Liverpool 3 – 1 Arsenal
In the end, defeat was unsurprising but from that defeat came a number of positives and pointers for the rest of the season.
It might have been so much better; Aubameyang and Pepe had chances to put us two, maybe three goals ahead before Liverpool scored. Pepe, in particular, will rue failing to beat Adrian when clean through on goal.
Don’t worry, monsieur; Steve Williams got an Arsenal side without much cash knocked out of the FA Cup at York in one of his early appearances for the club. Things which prove costly in the end happen to anyone.

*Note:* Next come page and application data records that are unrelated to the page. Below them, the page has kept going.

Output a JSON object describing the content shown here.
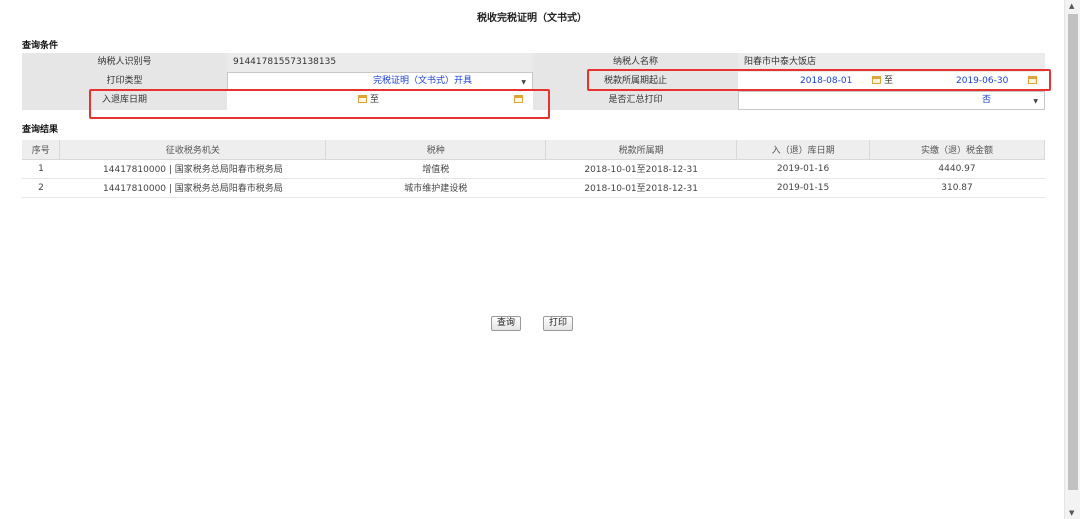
{
  "page": {
    "title": "税收完税证明（文书式）"
  },
  "conditions": {
    "section_title": "查询条件",
    "taxpayer_id_label": "纳税人识别号",
    "taxpayer_id_value": "914417815573138135",
    "taxpayer_name_label": "纳税人名称",
    "taxpayer_name_value": "阳春市中泰大饭店",
    "print_type_label": "打印类型",
    "print_type_value": "完税证明（文书式）开具",
    "tax_period_label": "税款所属期起止",
    "tax_period_start": "2018-08-01",
    "tax_period_sep": "至",
    "tax_period_end": "2019-06-30",
    "storage_date_label": "入退库日期",
    "storage_date_sep": "至",
    "summary_print_label": "是否汇总打印",
    "summary_print_value": "否"
  },
  "results": {
    "section_title": "查询结果",
    "columns": [
      "序号",
      "征收税务机关",
      "税种",
      "税款所属期",
      "入（退）库日期",
      "实缴（退）税金额"
    ],
    "rows": [
      [
        "1",
        "14417810000 | 国家税务总局阳春市税务局",
        "增值税",
        "2018-10-01至2018-12-31",
        "2019-01-16",
        "4440.97"
      ],
      [
        "2",
        "14417810000 | 国家税务总局阳春市税务局",
        "城市维护建设税",
        "2018-10-01至2018-12-31",
        "2019-01-15",
        "310.87"
      ]
    ]
  },
  "buttons": {
    "query": "查询",
    "print": "打印"
  },
  "icons": {
    "calendar": "calendar-icon",
    "dropdown": "chevron-down-icon",
    "scroll_up": "arrow-up-icon",
    "scroll_down": "arrow-down-icon"
  },
  "colors": {
    "highlight": "#e8322e",
    "value_blue": "#1a3fd6",
    "calendar": "#e0a23a"
  }
}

Unai Emery will be encouraged by the strength of character shown by the squad. In particular, the youngsters who after a shaky start, stood toe-to-toe for almost the remainder of the first half. After the match, the Spaniard noted: “I think the team showed in one moment good character and it’s one step ahead we want to do.”
Yet, it was individual errors which, in a six-minute spell either side of half-time, proved our undoing. Matteo Guendouzi got the ball rolling with a shirt pull on Van Dijk before Matip’s pushing began; the midfielder then formed a ramp for Matip to use as he headed in the opening goal.
There’s something about the permed hair; David Luiz then had a ‘Sideshow Bob’ moment. An obvious shirt pull in the area, followed by the obligatory hands raised in an admission of guilt, meant Liverpool were awarded a penalty. Salah scored emphatically and the match was gone.
The Egyptian added the third with a fine solo goal; unstoppable. Any foul at that point gives the officials a choice over the colour of the card and Lord knows the VAR was determined to help Liverpool in any way possible.
This Was Anfield, Not Ebbsfleet
For Emery, the biggest lesson is trust; he must trust his front three together a lot sooner in matches when only two start. Alexandre Lacazette injected enthusiasm and danger into a flagging side but it was too little, too late.
It’s a tough call for the coach to make. Going with a front three from kick-off is brave but potentially more costly; less pressure in midfield offers Liverpool more room. However, the potential to disrupt and disturb the home side’s defence offers hope.
Football in hindsight is a wonderful sport; we’ve won every game with the perfect performance.
Jurgen Klopp admitted afterwards that he was surprised by Emery’s use of a diamond midfield. The players kept their shape. Too much was made of the space afforded Liverpool’s full-backs; their crossing was distinctly average. Where I would take is the personnel; Torreira must be the defensive base of that formation.
Emery also noted that we defended too deep, repeating the problem which surfaced at Newcastle with this shape. The gap between the attack and the rest of the team is too wide.
“It’s not all we wanted to do in the match because we wanted to keep the ball and keep possession better,” he said. “But their pressing was very strong and we didn’t break their pressing of the ball as much as we wanted.”
That’s not acknowledged when losing the ball close to our area is discussed. “Play the ball long” is the cry; so we cede possession further up the pitch and it still comes back. Not in such an immediately dangerous area but too quickly for us to regain our shape properly.
It’s important to remember who we played. European champions, second in the league and unbeaten at home in something like two years.
Not Ebbsfleet United away.
One, two, three
Gary Neville came up with the most specious argument for our defeat yesterday. None of the players had won at Anfield previously and didn’t understand what it takes. On the surface, it seems not an unreasonable assertion if you accept it from the psychological perspective.
It’s b*llocks, however. If that logic applied, Crystal Palace, for example, wouldn’t have won yesterday at Old Trafford which is as imposing a stadium as Anfield. Nor would they have won at the Emirates or Etihad last season.
Neville’s cod psychology just doesn’t cut the mustard.
Emery summed where we are perfectly: “We reduced the difference [between the two sides] from last year.”
Klopp is three seasons ahead of Arsenal in the rebuilding programme and still chasing the title dream. The Champions League soothes the sting somewhat…
“We need to be realistic but also confident in each training and the next match,” Emery believes. “Now we need to show how we can be different with other teams.”
Not too different to last season in the next match; we won the North London Derby although maybe with a clean sheet this season…?
Yesterday’s defeat but to shamelessly steal from Ian Dury, there are reasons to be cheerful.